*Exercise prompt:* Copy every record below exactly as written, but leave out the pictures.

START Data section

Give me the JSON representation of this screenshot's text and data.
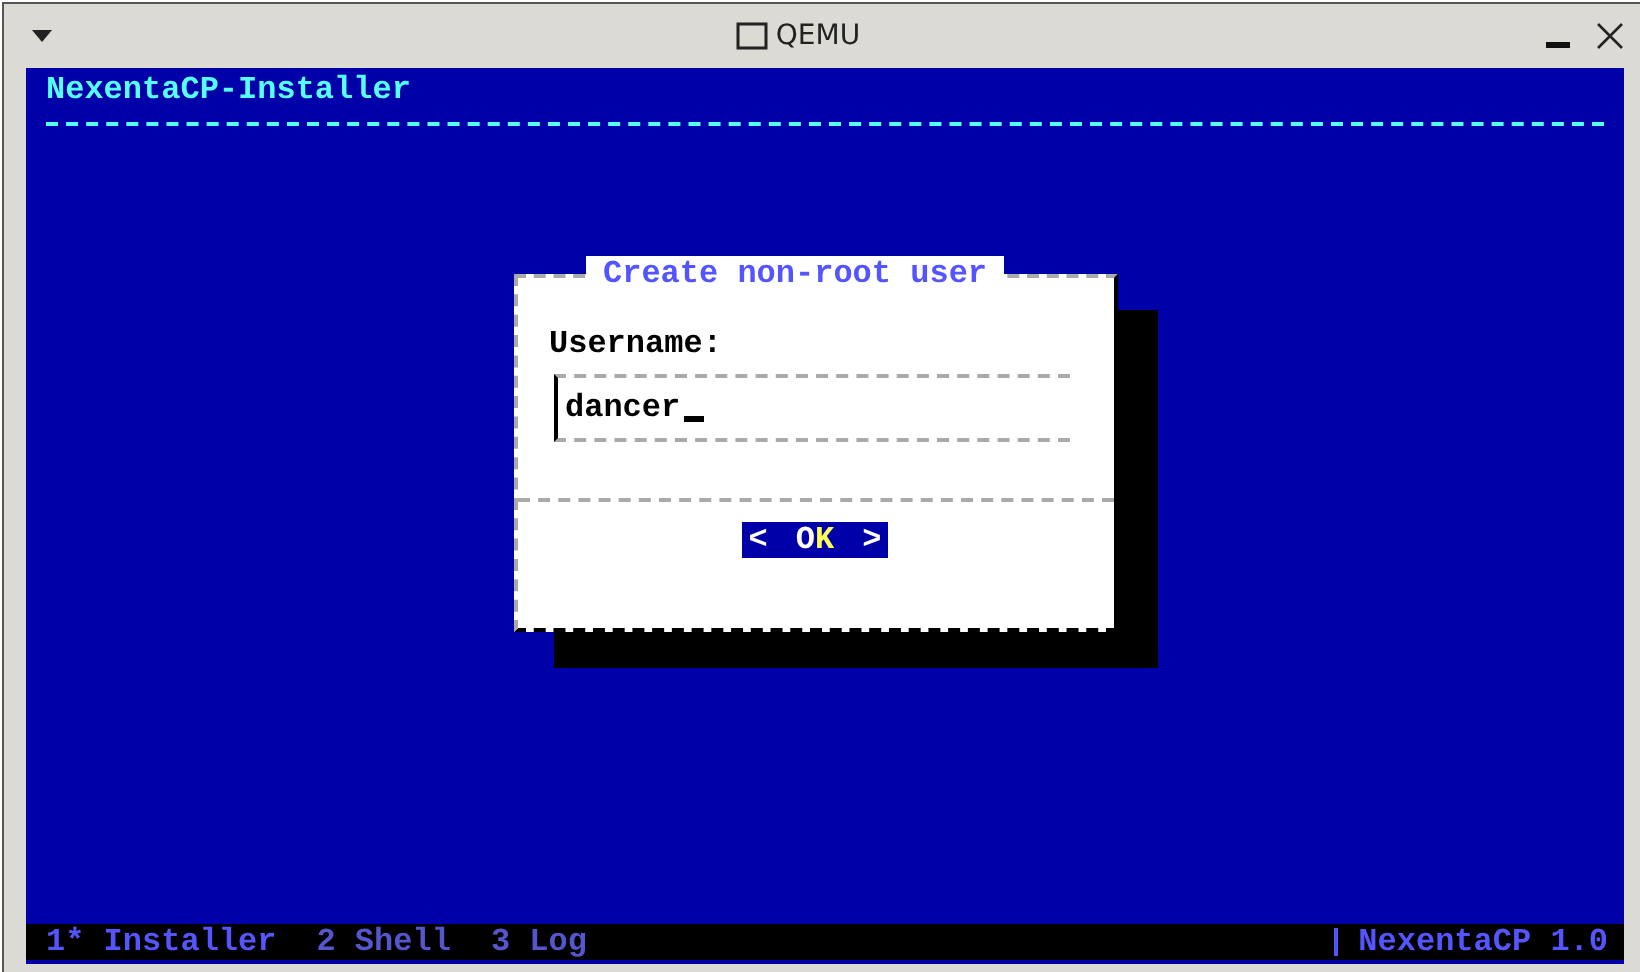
{
  "window": {
    "title": "QEMU"
  },
  "screen": {
    "header": "NexentaCP-Installer"
  },
  "dialog": {
    "title": "Create non-root user",
    "field_label": "Username:",
    "field_value": "dancer",
    "button": {
      "left": "<",
      "right": ">",
      "label_parts": [
        {
          "text": "O",
          "hotkey": false
        },
        {
          "text": "K",
          "hotkey": true
        }
      ],
      "selected": true
    }
  },
  "status_bar": {
    "tabs": [
      {
        "label": "1* Installer",
        "selected": true
      },
      {
        "label": "2 Shell",
        "selected": false
      },
      {
        "label": "3 Log",
        "selected": false
      }
    ],
    "right": "NexentaCP 1.0"
  }
}
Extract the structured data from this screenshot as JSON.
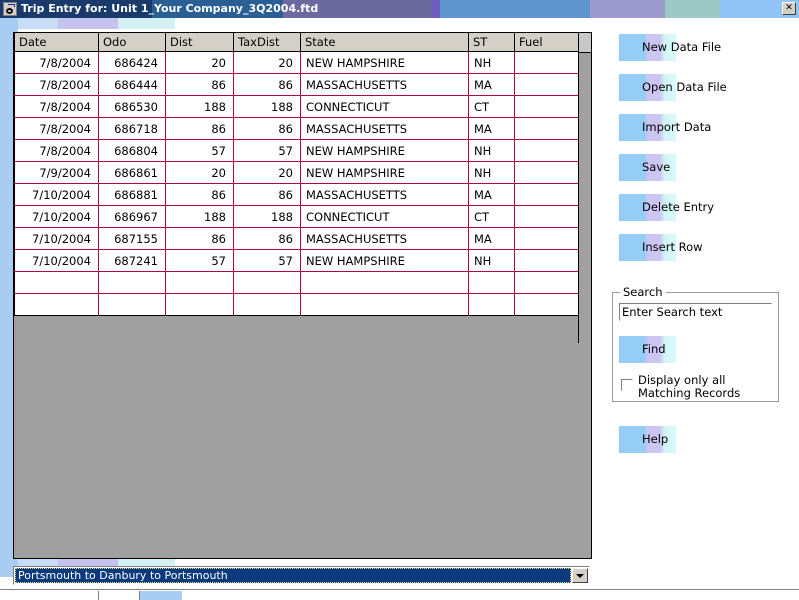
{
  "window": {
    "title": "Trip Entry for: Unit 1_Your Company_3Q2004.ftd",
    "icon": "odometer-icon",
    "close_label": "✕"
  },
  "grid": {
    "columns": [
      "Date",
      "Odo",
      "Dist",
      "TaxDist",
      "State",
      "ST",
      "Fuel"
    ],
    "rows": [
      {
        "date": "7/8/2004",
        "odo": "686424",
        "dist": "20",
        "taxdist": "20",
        "state": "NEW HAMPSHIRE",
        "st": "NH",
        "fuel": ""
      },
      {
        "date": "7/8/2004",
        "odo": "686444",
        "dist": "86",
        "taxdist": "86",
        "state": "MASSACHUSETTS",
        "st": "MA",
        "fuel": ""
      },
      {
        "date": "7/8/2004",
        "odo": "686530",
        "dist": "188",
        "taxdist": "188",
        "state": "CONNECTICUT",
        "st": "CT",
        "fuel": ""
      },
      {
        "date": "7/8/2004",
        "odo": "686718",
        "dist": "86",
        "taxdist": "86",
        "state": "MASSACHUSETTS",
        "st": "MA",
        "fuel": ""
      },
      {
        "date": "7/8/2004",
        "odo": "686804",
        "dist": "57",
        "taxdist": "57",
        "state": "NEW HAMPSHIRE",
        "st": "NH",
        "fuel": ""
      },
      {
        "date": "7/9/2004",
        "odo": "686861",
        "dist": "20",
        "taxdist": "20",
        "state": "NEW HAMPSHIRE",
        "st": "NH",
        "fuel": ""
      },
      {
        "date": "7/10/2004",
        "odo": "686881",
        "dist": "86",
        "taxdist": "86",
        "state": "MASSACHUSETTS",
        "st": "MA",
        "fuel": ""
      },
      {
        "date": "7/10/2004",
        "odo": "686967",
        "dist": "188",
        "taxdist": "188",
        "state": "CONNECTICUT",
        "st": "CT",
        "fuel": ""
      },
      {
        "date": "7/10/2004",
        "odo": "687155",
        "dist": "86",
        "taxdist": "86",
        "state": "MASSACHUSETTS",
        "st": "MA",
        "fuel": ""
      },
      {
        "date": "7/10/2004",
        "odo": "687241",
        "dist": "57",
        "taxdist": "57",
        "state": "NEW HAMPSHIRE",
        "st": "NH",
        "fuel": ""
      },
      {
        "date": "",
        "odo": "",
        "dist": "",
        "taxdist": "",
        "state": "",
        "st": "",
        "fuel": ""
      },
      {
        "date": "",
        "odo": "",
        "dist": "",
        "taxdist": "",
        "state": "",
        "st": "",
        "fuel": ""
      }
    ]
  },
  "actions": [
    {
      "label": "New Data File",
      "name": "new-data-file"
    },
    {
      "label": "Open Data File",
      "name": "open-data-file"
    },
    {
      "label": "Import Data",
      "name": "import-data"
    },
    {
      "label": "Save",
      "name": "save"
    },
    {
      "label": "Delete Entry",
      "name": "delete-entry"
    },
    {
      "label": "Insert Row",
      "name": "insert-row"
    }
  ],
  "search": {
    "legend": "Search",
    "input_value": "Enter Search text",
    "input_placeholder": "Enter Search text",
    "find_label": "Find",
    "checkbox_label": "Display only all Matching Records",
    "checkbox_checked": false
  },
  "help": {
    "label": "Help"
  },
  "combo": {
    "selected": "Portsmouth to Danbury to Portsmouth"
  },
  "colors": {
    "grid_line": "#b0083c",
    "header_bg": "#d4d0c8",
    "panel_bg": "#a0a0a0",
    "titlebar_start": "#1a3a6b",
    "button_gradient_start": "#96cdf7",
    "button_gradient_mid": "#cdc6f2",
    "button_gradient_end": "#d8fafa",
    "combo_highlight": "#0a3a7d"
  }
}
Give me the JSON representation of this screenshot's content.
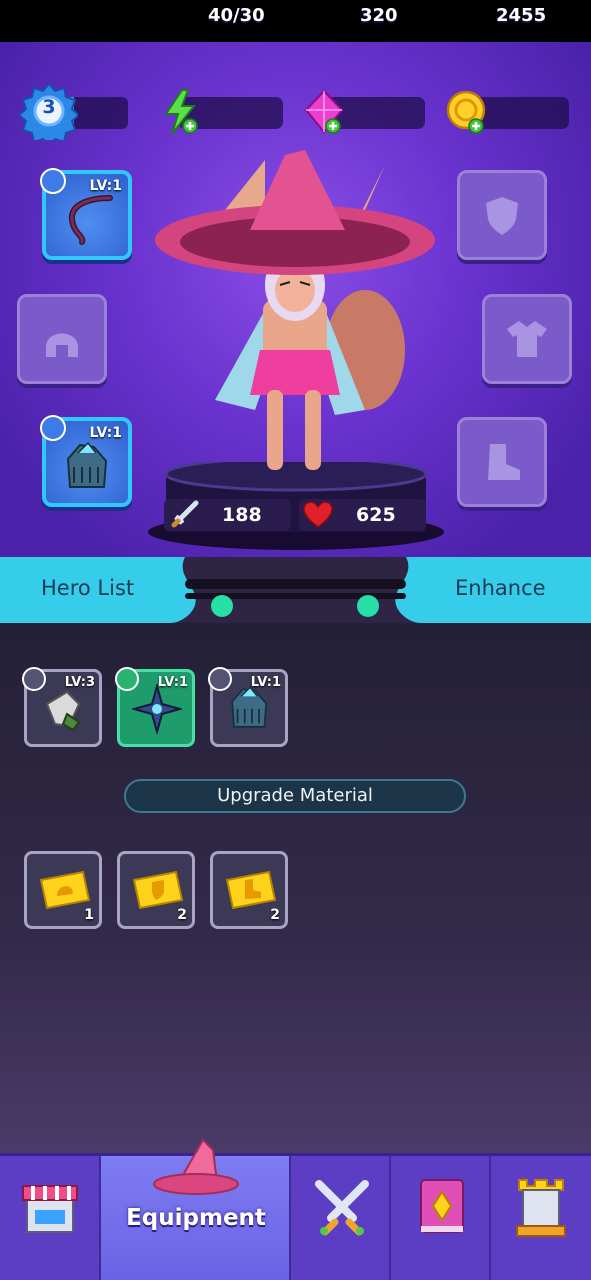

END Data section

*Solved problem:*
Give me the JSON representation of this screenshot's text and data.
{
  "window": {
    "title": "QEMU"
  },
  "screen": {
    "header": "NexentaCP-Installer"
  },
  "dialog": {
    "title": "Create non-root user",
    "field_label": "Username:",
    "field_value": "dancer",
    "button": {
      "left": "<",
      "right": ">",
      "label_parts": [
        {
          "text": "O",
          "hotkey": false
        },
        {
          "text": "K",
          "hotkey": true
        }
      ],
      "selected": true
    }
  },
  "status_bar": {
    "tabs": [
      {
        "label": "1* Installer",
        "selected": true
      },
      {
        "label": "2 Shell",
        "selected": false
      },
      {
        "label": "3 Log",
        "selected": false
      }
    ],
    "right": "NexentaCP 1.0"
  }
}
Extract the structured data from this screenshot as JSON.
{
  "window": {
    "title": "Trip Entry for: Unit 1_Your Company_3Q2004.ftd",
    "icon": "odometer-icon",
    "close_label": "✕"
  },
  "grid": {
    "columns": [
      "Date",
      "Odo",
      "Dist",
      "TaxDist",
      "State",
      "ST",
      "Fuel"
    ],
    "rows": [
      {
        "date": "7/8/2004",
        "odo": "686424",
        "dist": "20",
        "taxdist": "20",
        "state": "NEW HAMPSHIRE",
        "st": "NH",
        "fuel": ""
      },
      {
        "date": "7/8/2004",
        "odo": "686444",
        "dist": "86",
        "taxdist": "86",
        "state": "MASSACHUSETTS",
        "st": "MA",
        "fuel": ""
      },
      {
        "date": "7/8/2004",
        "odo": "686530",
        "dist": "188",
        "taxdist": "188",
        "state": "CONNECTICUT",
        "st": "CT",
        "fuel": ""
      },
      {
        "date": "7/8/2004",
        "odo": "686718",
        "dist": "86",
        "taxdist": "86",
        "state": "MASSACHUSETTS",
        "st": "MA",
        "fuel": ""
      },
      {
        "date": "7/8/2004",
        "odo": "686804",
        "dist": "57",
        "taxdist": "57",
        "state": "NEW HAMPSHIRE",
        "st": "NH",
        "fuel": ""
      },
      {
        "date": "7/9/2004",
        "odo": "686861",
        "dist": "20",
        "taxdist": "20",
        "state": "NEW HAMPSHIRE",
        "st": "NH",
        "fuel": ""
      },
      {
        "date": "7/10/2004",
        "odo": "686881",
        "dist": "86",
        "taxdist": "86",
        "state": "MASSACHUSETTS",
        "st": "MA",
        "fuel": ""
      },
      {
        "date": "7/10/2004",
        "odo": "686967",
        "dist": "188",
        "taxdist": "188",
        "state": "CONNECTICUT",
        "st": "CT",
        "fuel": ""
      },
      {
        "date": "7/10/2004",
        "odo": "687155",
        "dist": "86",
        "taxdist": "86",
        "state": "MASSACHUSETTS",
        "st": "MA",
        "fuel": ""
      },
      {
        "date": "7/10/2004",
        "odo": "687241",
        "dist": "57",
        "taxdist": "57",
        "state": "NEW HAMPSHIRE",
        "st": "NH",
        "fuel": ""
      },
      {
        "date": "",
        "odo": "",
        "dist": "",
        "taxdist": "",
        "state": "",
        "st": "",
        "fuel": ""
      },
      {
        "date": "",
        "odo": "",
        "dist": "",
        "taxdist": "",
        "state": "",
        "st": "",
        "fuel": ""
      }
    ]
  },
  "actions": [
    {
      "label": "New Data File",
      "name": "new-data-file"
    },
    {
      "label": "Open Data File",
      "name": "open-data-file"
    },
    {
      "label": "Import Data",
      "name": "import-data"
    },
    {
      "label": "Save",
      "name": "save"
    },
    {
      "label": "Delete Entry",
      "name": "delete-entry"
    },
    {
      "label": "Insert Row",
      "name": "insert-row"
    }
  ],
  "search": {
    "legend": "Search",
    "input_value": "Enter Search text",
    "input_placeholder": "Enter Search text",
    "find_label": "Find",
    "checkbox_label": "Display only all Matching Records",
    "checkbox_checked": false
  },
  "help": {
    "label": "Help"
  },
  "combo": {
    "selected": "Portsmouth to Danbury to Portsmouth"
  },
  "colors": {
    "grid_line": "#b0083c",
    "header_bg": "#d4d0c8",
    "panel_bg": "#a0a0a0",
    "titlebar_start": "#1a3a6b",
    "button_gradient_start": "#96cdf7",
    "button_gradient_mid": "#cdc6f2",
    "button_gradient_end": "#d8fafa",
    "combo_highlight": "#0a3a7d"
  }
}
Give me the JSON representation of this screenshot's content.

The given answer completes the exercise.